The next time you see a worm, maybe say, “Thank you!” for nearly doubling your lifespan.
C. Elegans worms are the celebrities of the research world. It’s because they only live a few weeks and its genome is close to humans, making it an ideal test subject.
According to a recent article in New Atlas, scientists just found blocking an enzyme significantly lengthens the life of C. Elegans, in some cases, up to 45 percent. In the new study, the Scripps Research team used these worms to test for enzymes that might be linked to human aging.
By interrupting enzymes, scientists were able to study the effects on the worm’s life. They used 100 small molecule compounds that block enzymes called serine hydrolases in the first day of the worm’s “adult” life. A few hydrolases were found to extend the lifespan of the worms by more than 15 percent, but one far exceeded the others—a carbamate compound, JZL184.

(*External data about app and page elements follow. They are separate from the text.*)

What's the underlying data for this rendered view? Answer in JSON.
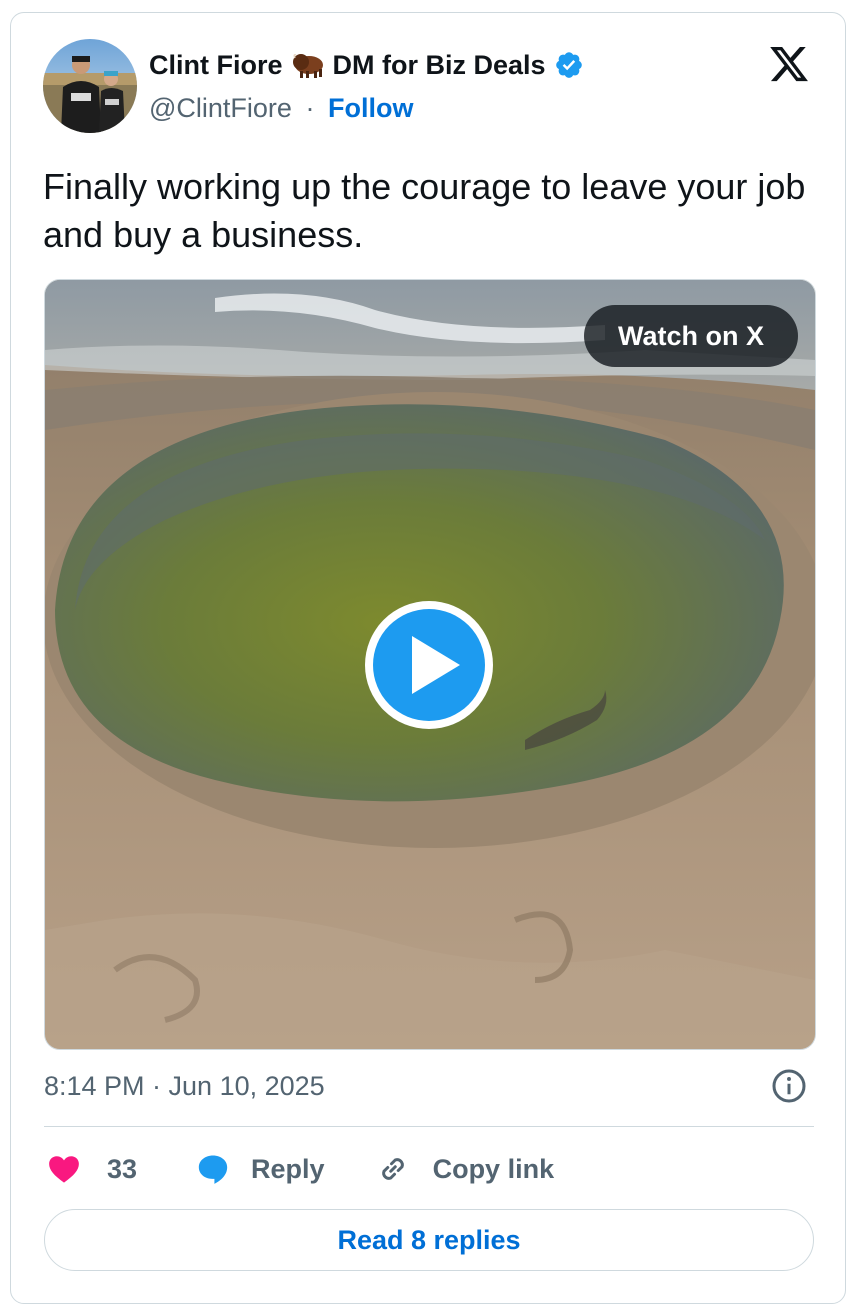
{
  "author": {
    "name": "Clint Fiore",
    "name_suffix": "DM for Biz Deals",
    "handle": "@ClintFiore",
    "separator": "·",
    "follow_label": "Follow"
  },
  "tweet": {
    "text": "Finally working up the courage to leave your job and buy a business.",
    "timestamp": "8:14 PM · Jun 10, 2025"
  },
  "media": {
    "watch_label": "Watch on X"
  },
  "actions": {
    "like_count": "33",
    "reply_label": "Reply",
    "copy_label": "Copy link"
  },
  "footer": {
    "read_replies_label": "Read 8 replies"
  },
  "colors": {
    "link_blue": "#006fd6",
    "verified_blue": "#1d9bf0",
    "heart_pink": "#f91880",
    "muted_text": "#536471",
    "border": "#cfd9de"
  },
  "icons": [
    "x-logo-icon",
    "bison-icon",
    "verified-badge-icon",
    "play-icon",
    "info-icon",
    "heart-icon",
    "reply-bubble-icon",
    "link-icon"
  ]
}
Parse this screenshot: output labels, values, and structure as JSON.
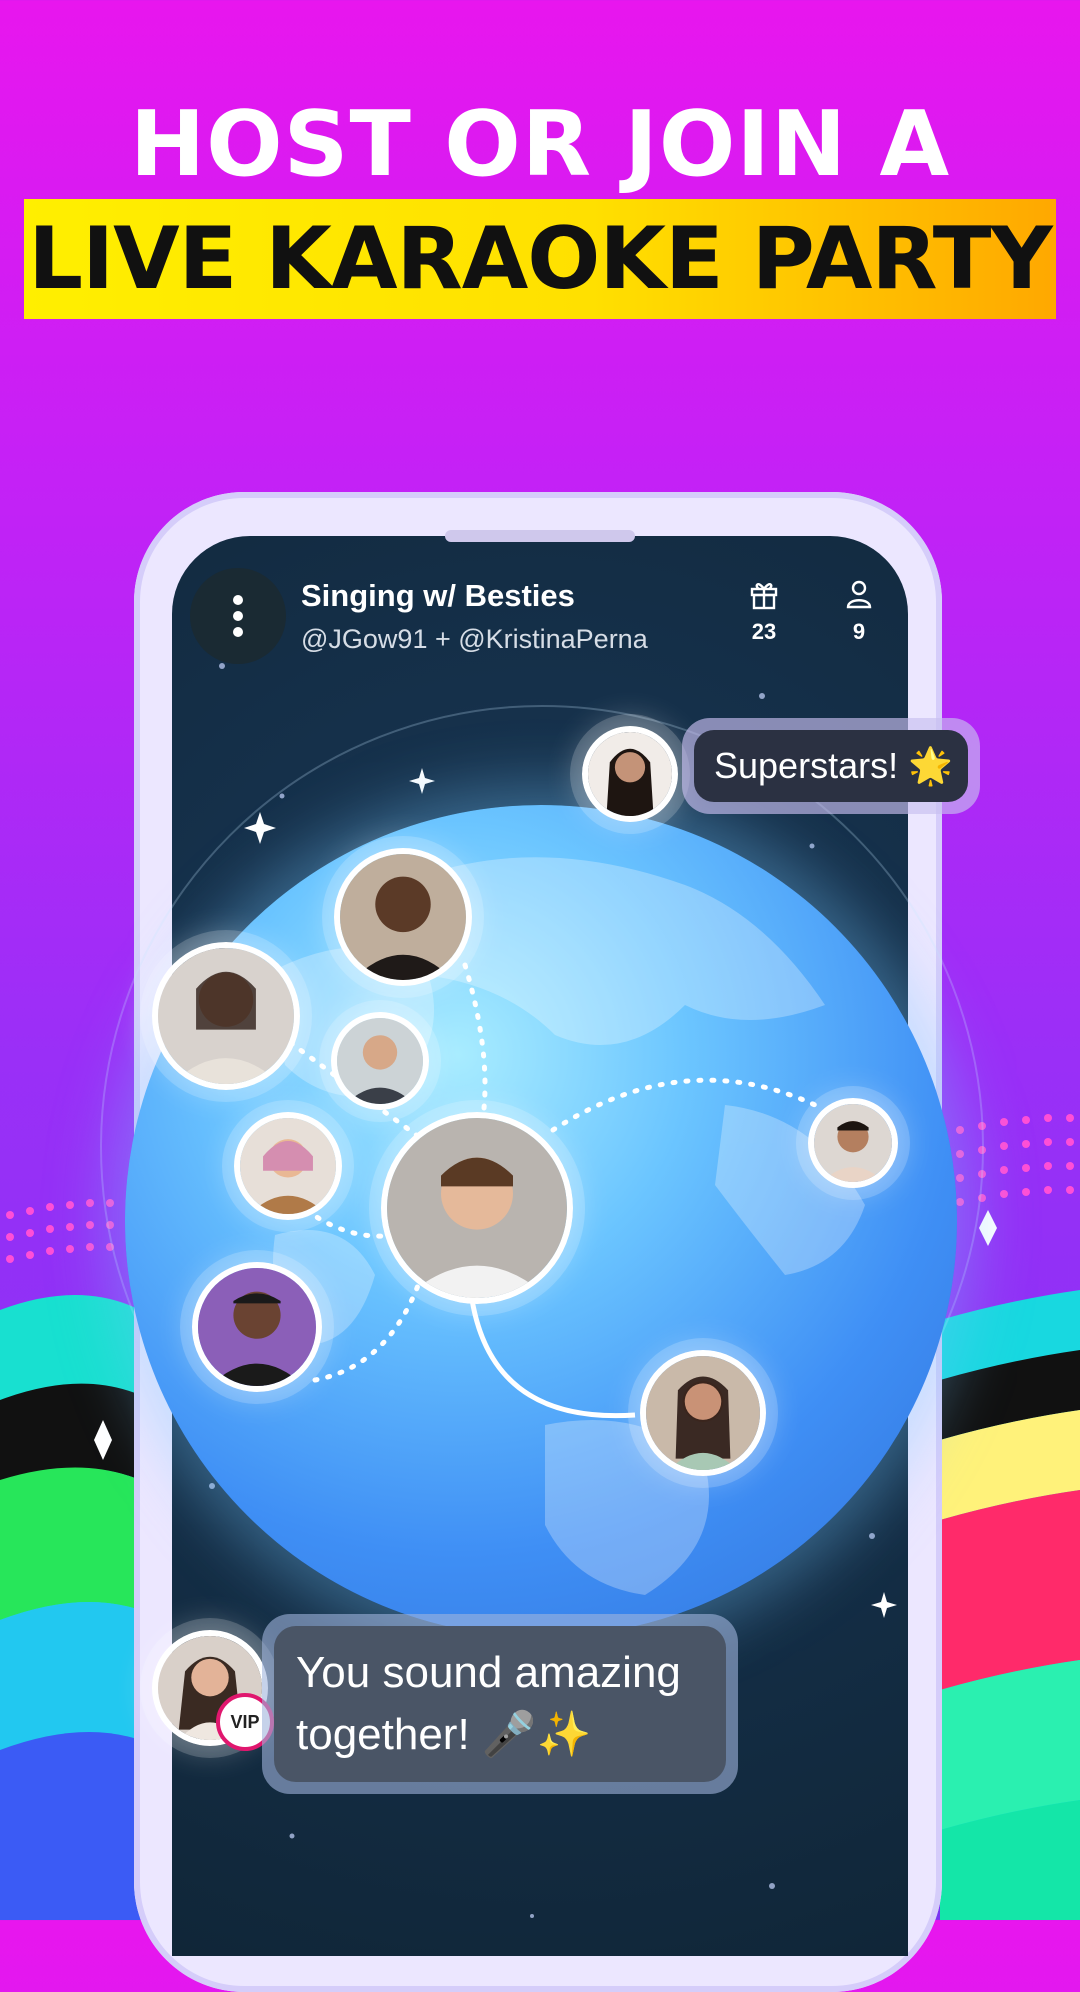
{
  "headline": {
    "line1": "HOST OR JOIN A",
    "line2": "LIVE KARAOKE PARTY"
  },
  "colors": {
    "background_top": "#e816ee",
    "background_bottom": "#7a35f2",
    "banner_yellow": "#ffef00",
    "banner_orange": "#ffa800",
    "screen_dark": "#15304a",
    "globe_blue": "#3f8ff5",
    "vip_ring": "#e0176e"
  },
  "room": {
    "title": "Singing w/ Besties",
    "hosts": "@JGow91 + @KristinaPerna",
    "menu_icon": "more-vertical-icon",
    "gifts": {
      "icon": "gift-icon",
      "count": "23"
    },
    "listeners": {
      "icon": "person-icon",
      "count": "9"
    }
  },
  "comments": [
    {
      "text": "Superstars! 🌟"
    },
    {
      "text_line1": "You sound amazing",
      "text_line2": "together! 🎤✨",
      "badge": "VIP"
    }
  ]
}
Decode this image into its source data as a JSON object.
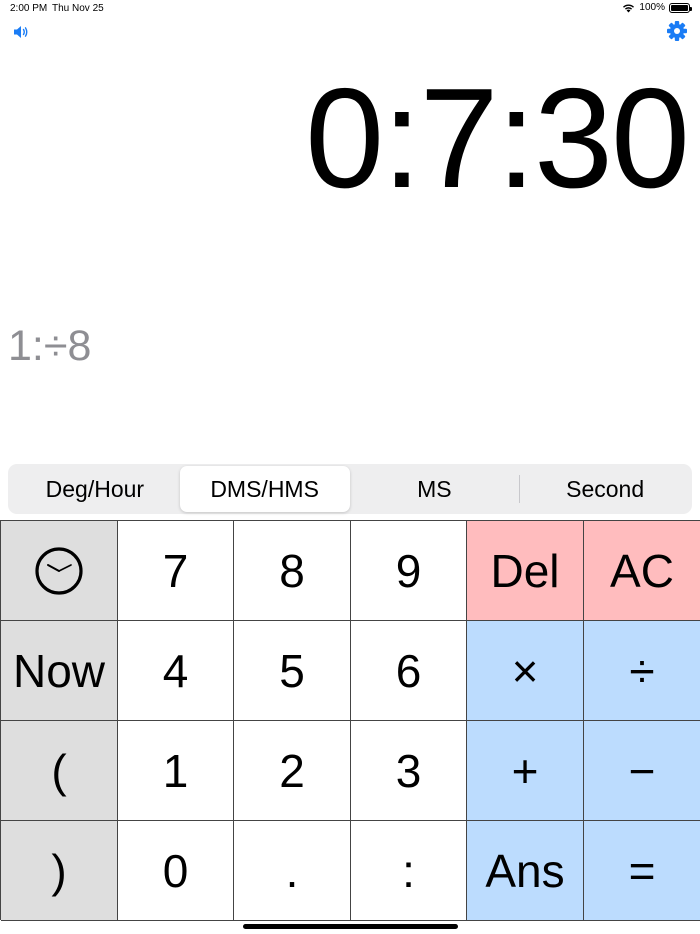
{
  "status_bar": {
    "time": "2:00 PM",
    "date": "Thu Nov 25",
    "battery": "100%"
  },
  "display": {
    "result": "0:7:30",
    "expression": "1:÷8"
  },
  "icons": {
    "sound": "speaker-icon",
    "settings": "gear-icon",
    "clock": "clock-icon"
  },
  "colors": {
    "accent": "#1a7cf5",
    "expression_text": "#8e8e93",
    "function_key": "#dedede",
    "delete_key": "#ffbcbe",
    "operator_key": "#bcdcfe"
  },
  "modes": {
    "items": [
      "Deg/Hour",
      "DMS/HMS",
      "MS",
      "Second"
    ],
    "selected": "DMS/HMS"
  },
  "keypad": {
    "row1": [
      "",
      "7",
      "8",
      "9",
      "Del",
      "AC"
    ],
    "row2": [
      "Now",
      "4",
      "5",
      "6",
      "×",
      "÷"
    ],
    "row3": [
      "(",
      "1",
      "2",
      "3",
      "+",
      "−"
    ],
    "row4": [
      ")",
      "0",
      ".",
      ":",
      "Ans",
      "="
    ]
  }
}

JZL184 increased the worm’s life by 45 percent. After 30 days, the control worms had all perished, but that still meant more than half of the worms were still alive and kicking…or, shall we say, ‘wriggling’ as would be the case for a worm.